To: either/view subscribers


Your Rights When A Traffic Police Pulls You Over

Good morning. Imagine that travel restrictions have been lifted and you’re finally getting the chance to take a road trip with your friends. On the day of the trip, you start from home early, in an excited daze, so you can pick your friends up BUT at the very first signal, you get pulled over by a traffic policeman. You’re internally grumbling because you’re going to be late now, but you’re also a little worried about why you’ve been stopped. 

The first thing to remember in this situation is to stay calm. Sometimes, it’s just a random routine check undertaken by the traffic police to ensure safety and adherence to the law. That being said, as a citizen of a democracy, you do have certain rights in case you find yourself pulled over by a cop.

Let’s see what they are:
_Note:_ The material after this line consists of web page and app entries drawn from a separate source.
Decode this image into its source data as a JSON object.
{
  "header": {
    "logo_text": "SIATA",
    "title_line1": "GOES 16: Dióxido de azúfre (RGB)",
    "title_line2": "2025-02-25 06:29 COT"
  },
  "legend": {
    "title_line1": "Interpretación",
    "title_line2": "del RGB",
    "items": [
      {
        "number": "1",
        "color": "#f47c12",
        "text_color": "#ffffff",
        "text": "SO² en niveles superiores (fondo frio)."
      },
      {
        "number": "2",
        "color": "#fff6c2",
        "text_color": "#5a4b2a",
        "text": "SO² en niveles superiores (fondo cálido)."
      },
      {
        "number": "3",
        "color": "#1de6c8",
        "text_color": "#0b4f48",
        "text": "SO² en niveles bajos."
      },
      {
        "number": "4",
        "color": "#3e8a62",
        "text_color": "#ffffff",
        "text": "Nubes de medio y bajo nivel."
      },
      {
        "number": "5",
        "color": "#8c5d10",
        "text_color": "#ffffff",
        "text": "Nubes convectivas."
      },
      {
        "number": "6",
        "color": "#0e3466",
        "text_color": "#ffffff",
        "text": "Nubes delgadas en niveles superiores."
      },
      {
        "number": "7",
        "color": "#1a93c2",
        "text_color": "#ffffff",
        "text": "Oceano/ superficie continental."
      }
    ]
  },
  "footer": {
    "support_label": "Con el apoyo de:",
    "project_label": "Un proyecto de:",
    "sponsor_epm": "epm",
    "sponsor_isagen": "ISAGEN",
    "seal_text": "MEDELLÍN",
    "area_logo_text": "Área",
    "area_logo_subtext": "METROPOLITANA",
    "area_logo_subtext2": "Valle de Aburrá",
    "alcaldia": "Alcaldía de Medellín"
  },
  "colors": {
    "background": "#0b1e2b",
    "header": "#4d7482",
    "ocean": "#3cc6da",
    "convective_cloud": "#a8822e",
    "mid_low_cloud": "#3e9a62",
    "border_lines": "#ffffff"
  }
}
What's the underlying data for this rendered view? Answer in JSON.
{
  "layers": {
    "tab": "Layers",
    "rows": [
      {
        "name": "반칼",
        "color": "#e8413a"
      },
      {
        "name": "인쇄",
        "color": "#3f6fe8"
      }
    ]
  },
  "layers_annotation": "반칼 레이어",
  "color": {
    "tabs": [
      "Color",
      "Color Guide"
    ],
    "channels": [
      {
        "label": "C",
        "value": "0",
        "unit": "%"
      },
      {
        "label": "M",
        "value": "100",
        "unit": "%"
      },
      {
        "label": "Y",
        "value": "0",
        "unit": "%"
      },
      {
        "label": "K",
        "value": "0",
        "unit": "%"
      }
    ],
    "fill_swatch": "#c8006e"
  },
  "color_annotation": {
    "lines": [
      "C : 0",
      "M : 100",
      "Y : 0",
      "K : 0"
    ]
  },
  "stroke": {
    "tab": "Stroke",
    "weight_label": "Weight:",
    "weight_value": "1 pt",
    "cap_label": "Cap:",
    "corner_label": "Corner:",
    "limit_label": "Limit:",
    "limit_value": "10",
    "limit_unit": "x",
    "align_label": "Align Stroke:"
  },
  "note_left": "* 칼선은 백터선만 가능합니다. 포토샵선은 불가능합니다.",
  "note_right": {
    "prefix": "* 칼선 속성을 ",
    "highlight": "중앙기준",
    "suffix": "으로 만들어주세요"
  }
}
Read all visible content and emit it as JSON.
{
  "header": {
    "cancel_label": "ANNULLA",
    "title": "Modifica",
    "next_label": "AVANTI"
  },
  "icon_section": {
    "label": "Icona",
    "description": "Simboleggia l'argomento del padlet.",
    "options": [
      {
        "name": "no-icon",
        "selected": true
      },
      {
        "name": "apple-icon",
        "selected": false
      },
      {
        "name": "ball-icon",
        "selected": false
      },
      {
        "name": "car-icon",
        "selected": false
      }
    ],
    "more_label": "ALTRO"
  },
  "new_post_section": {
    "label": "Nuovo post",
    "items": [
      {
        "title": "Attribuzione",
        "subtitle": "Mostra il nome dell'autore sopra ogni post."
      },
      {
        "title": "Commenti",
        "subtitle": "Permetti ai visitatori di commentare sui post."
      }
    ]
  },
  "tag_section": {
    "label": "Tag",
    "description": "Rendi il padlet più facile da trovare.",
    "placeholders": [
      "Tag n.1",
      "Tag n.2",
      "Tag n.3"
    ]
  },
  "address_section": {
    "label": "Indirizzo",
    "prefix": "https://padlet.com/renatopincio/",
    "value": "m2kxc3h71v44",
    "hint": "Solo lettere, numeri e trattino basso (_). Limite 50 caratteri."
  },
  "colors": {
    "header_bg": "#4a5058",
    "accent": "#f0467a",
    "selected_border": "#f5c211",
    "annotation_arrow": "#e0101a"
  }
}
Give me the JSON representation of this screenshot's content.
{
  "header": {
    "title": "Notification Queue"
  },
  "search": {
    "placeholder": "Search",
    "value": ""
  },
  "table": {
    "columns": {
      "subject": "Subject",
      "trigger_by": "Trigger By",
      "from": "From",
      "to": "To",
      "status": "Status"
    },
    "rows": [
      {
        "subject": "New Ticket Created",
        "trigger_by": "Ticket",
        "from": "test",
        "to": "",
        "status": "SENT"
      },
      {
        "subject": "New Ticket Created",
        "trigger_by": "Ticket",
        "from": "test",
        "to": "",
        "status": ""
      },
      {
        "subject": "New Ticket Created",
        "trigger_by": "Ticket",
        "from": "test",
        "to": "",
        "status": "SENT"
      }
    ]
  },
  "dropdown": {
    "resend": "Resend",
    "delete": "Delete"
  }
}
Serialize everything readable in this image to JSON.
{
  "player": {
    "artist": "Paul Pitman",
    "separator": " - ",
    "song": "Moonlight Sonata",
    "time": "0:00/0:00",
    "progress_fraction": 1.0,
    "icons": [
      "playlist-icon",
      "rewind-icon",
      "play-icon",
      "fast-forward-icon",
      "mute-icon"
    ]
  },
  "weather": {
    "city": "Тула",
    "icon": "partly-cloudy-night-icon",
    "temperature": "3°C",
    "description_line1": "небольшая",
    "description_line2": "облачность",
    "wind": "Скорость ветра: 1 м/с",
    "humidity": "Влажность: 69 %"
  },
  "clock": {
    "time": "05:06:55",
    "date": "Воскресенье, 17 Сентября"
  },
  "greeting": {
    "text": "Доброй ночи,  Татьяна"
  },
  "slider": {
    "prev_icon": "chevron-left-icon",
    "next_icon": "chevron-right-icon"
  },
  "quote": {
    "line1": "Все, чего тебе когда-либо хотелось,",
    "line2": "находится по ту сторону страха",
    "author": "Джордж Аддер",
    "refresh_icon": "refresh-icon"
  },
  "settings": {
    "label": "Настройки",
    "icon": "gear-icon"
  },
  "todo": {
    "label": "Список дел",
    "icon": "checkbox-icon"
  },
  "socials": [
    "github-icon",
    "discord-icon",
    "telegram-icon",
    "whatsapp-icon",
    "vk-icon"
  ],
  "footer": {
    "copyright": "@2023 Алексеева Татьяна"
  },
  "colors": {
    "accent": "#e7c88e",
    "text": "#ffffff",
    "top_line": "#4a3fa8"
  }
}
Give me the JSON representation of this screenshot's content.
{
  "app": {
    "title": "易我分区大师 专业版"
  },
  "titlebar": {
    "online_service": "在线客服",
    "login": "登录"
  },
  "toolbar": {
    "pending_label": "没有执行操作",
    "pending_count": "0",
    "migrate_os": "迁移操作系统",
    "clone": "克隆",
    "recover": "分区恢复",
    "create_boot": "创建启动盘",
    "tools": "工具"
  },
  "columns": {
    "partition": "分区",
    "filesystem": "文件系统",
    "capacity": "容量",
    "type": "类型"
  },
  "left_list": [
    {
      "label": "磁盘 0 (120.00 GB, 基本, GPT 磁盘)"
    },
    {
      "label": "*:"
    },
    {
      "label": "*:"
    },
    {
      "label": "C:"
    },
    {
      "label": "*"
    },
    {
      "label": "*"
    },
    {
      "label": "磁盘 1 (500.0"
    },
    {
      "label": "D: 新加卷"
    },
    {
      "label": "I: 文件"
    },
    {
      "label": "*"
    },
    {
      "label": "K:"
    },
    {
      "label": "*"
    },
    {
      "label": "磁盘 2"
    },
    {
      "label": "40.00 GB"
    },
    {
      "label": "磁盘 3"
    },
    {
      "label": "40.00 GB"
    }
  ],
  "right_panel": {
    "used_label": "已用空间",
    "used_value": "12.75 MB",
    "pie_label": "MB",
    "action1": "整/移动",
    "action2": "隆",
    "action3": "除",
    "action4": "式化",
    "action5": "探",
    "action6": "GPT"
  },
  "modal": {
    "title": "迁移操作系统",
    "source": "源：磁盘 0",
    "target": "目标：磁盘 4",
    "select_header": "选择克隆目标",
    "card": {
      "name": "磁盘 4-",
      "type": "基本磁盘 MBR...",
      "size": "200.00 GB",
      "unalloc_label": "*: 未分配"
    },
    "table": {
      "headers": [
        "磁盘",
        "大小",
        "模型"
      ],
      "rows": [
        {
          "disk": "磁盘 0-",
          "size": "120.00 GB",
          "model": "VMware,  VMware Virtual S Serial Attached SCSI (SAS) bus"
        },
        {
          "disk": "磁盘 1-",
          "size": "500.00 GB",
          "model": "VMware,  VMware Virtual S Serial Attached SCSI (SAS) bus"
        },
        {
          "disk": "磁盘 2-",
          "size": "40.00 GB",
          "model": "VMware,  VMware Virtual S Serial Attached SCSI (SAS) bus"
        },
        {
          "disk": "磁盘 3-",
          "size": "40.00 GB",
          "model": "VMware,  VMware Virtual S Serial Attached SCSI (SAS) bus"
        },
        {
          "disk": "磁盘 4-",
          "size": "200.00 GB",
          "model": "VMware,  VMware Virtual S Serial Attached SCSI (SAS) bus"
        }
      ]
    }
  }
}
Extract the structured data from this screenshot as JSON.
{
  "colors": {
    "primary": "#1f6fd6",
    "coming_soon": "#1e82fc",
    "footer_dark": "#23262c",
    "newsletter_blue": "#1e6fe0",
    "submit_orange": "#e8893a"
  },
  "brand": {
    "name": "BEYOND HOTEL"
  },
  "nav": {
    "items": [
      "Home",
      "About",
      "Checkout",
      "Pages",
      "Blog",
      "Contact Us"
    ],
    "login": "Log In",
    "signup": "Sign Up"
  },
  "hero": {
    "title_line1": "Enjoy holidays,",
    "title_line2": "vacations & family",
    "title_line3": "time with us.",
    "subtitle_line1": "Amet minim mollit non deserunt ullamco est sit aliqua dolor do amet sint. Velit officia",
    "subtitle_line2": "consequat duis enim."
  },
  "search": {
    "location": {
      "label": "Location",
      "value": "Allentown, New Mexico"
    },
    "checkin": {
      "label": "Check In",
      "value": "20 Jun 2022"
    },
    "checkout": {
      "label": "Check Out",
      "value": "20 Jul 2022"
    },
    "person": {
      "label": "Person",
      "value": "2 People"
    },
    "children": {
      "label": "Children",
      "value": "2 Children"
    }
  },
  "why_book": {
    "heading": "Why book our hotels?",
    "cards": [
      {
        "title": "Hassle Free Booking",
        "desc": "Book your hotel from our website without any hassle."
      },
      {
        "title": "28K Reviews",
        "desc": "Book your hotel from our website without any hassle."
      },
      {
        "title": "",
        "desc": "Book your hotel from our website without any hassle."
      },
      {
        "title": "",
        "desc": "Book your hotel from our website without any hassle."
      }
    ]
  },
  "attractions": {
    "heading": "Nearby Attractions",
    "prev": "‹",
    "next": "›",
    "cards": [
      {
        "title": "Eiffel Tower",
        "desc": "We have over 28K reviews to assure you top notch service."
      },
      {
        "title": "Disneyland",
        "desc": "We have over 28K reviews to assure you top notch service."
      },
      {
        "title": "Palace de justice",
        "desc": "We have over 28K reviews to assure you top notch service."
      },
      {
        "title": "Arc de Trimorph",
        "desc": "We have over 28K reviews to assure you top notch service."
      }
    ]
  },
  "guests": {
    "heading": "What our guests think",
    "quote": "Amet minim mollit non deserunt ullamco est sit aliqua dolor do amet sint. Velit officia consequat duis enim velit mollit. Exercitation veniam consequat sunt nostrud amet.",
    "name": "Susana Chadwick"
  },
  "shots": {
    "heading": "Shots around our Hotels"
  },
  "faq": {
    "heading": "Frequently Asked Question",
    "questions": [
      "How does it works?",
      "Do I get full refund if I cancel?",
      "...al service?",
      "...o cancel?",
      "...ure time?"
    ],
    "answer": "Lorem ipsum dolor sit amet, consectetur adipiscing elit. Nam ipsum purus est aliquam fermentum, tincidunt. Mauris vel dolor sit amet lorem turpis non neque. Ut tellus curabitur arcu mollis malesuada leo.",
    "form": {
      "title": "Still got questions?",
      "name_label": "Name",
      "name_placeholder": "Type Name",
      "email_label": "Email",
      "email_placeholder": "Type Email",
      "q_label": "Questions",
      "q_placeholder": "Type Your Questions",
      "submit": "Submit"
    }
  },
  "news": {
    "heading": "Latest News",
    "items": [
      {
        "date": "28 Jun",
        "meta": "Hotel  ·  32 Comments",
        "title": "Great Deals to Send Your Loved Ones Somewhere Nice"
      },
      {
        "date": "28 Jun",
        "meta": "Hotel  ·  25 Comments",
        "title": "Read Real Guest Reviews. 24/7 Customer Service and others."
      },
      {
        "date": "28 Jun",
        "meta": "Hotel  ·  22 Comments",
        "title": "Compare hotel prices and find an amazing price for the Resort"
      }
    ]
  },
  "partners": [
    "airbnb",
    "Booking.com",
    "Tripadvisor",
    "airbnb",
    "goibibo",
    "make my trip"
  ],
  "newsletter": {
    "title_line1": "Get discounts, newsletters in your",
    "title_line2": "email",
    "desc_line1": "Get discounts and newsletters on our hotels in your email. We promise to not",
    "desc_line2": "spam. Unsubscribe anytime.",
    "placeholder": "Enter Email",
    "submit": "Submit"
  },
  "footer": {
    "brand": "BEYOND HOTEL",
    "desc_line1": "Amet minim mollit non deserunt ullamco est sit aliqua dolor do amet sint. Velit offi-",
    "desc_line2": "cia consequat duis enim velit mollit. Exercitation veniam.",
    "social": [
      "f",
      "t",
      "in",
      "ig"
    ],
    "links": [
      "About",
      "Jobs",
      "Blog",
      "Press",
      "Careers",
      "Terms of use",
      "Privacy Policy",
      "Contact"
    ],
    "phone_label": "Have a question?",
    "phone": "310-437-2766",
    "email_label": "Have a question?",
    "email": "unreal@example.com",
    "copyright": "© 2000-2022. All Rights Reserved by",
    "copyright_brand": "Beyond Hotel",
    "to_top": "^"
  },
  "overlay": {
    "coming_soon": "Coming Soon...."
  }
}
  1. Asking for identification – If you’re asked to display your car documents or your license, you need not do so immediately. You can first ask the police officer for their ID card and choose to show them your documents after you have proof of their identity as police personnel. 
  2. Requesting a receipt – Let’s say you’ve been accused of a minor offence like speeding, and the police officer confiscates your license or your car documents. You can and must ask for a receipt that has been issued by the Traffic Police Department as it will stand as evidence when you visit the police station to retrieve the confiscated material.
  3. Filing a complaint if harassed – You haven’t flouted a rule, and you’re being polite with the officer. But the police officer is being rude or mistreating you. What do you do? Don’t be afraid to file a complaint against them at the nearest police station or online. It is well within your right to report the incident and have the authorities look into it. Remember, your complaint could prevent such harassment from taking place in the future.
  4. Preventing your vehicle from being towed – Towing away an empty vehicle for legal reasons is one thing, but did you know that there are strict rules against lifting an occupied vehicle for tow? If there’s even one person sitting inside the vehicle, there can be no attempt to tow it away as it is against the law. 
  5. Reporting the use of force – Under no circumstances can a police officer force you to hand over your document, or get out of your vehicle against your wish (force can be either physical or verbal). If you are threatened or the officer tries to take your car key out of the ignition, make sure you stand your ground as it is your right. If you’re alone in the vehicle, try and call someone you know who might be close by and in a position to help you. You can even ask a pedestrian to help you manage the situation.
  6. Acceptance & payment of a challan – If you’ve been pulled over for breaking a red light or exceeding the speed limit, you’ll likely be issued a challan with a fine to pay. In case the concerned officer does not have a government-issued challan book or an electronic challan machine, you have the right to refuse the challan. 

One of the key things to remember when driving somewhere is, always carry your license with you. Whether you’re driving your own vehicle or someone else’s, ensure that you have your driving license on you in case you are required to display it because not being able to produce it to a traffic cop will put you through unnecessary hassle.

Exceptions to the Right:

There are certain cases when a traffic police officer retains the right to arrest a vehicle driver without a warrant. These are specifically keeping in mind the legalities established by the Indian Constitution. Here are a few circumstances when arrest without warrant is allowed:

  • Drunk driving – If a driver is intoxicated and manning a vehicle
  • Offense – If the person is recognised to have committed a cognizable offence or is suspected of being involved in criminal activity
  • Not wearing a helmet/seatbelt – Two-wheeler riders without a helmet and four-wheeler drivers not wearing a seatbelt can be immediately counted as offenders
  • Invalidated Possession – If the person is in possession of suspected stolen property 
  • Obstruction – When a person doesn’t allow a police officer to do their duty or tries to escape from custody when they’re held on the basis of a well-formed suspicion
  • Insurance – If your vehicle is uninsured or you’ve been temporarily barred from driving and yet are behind the wheel

Be a conscious driver and passenger. It’s a simple way to ensure the safety of your own and others’ lives. You’ve got your rights in place, so there’s nothing to worry about as long as you keep your end of the bargain and drive with care.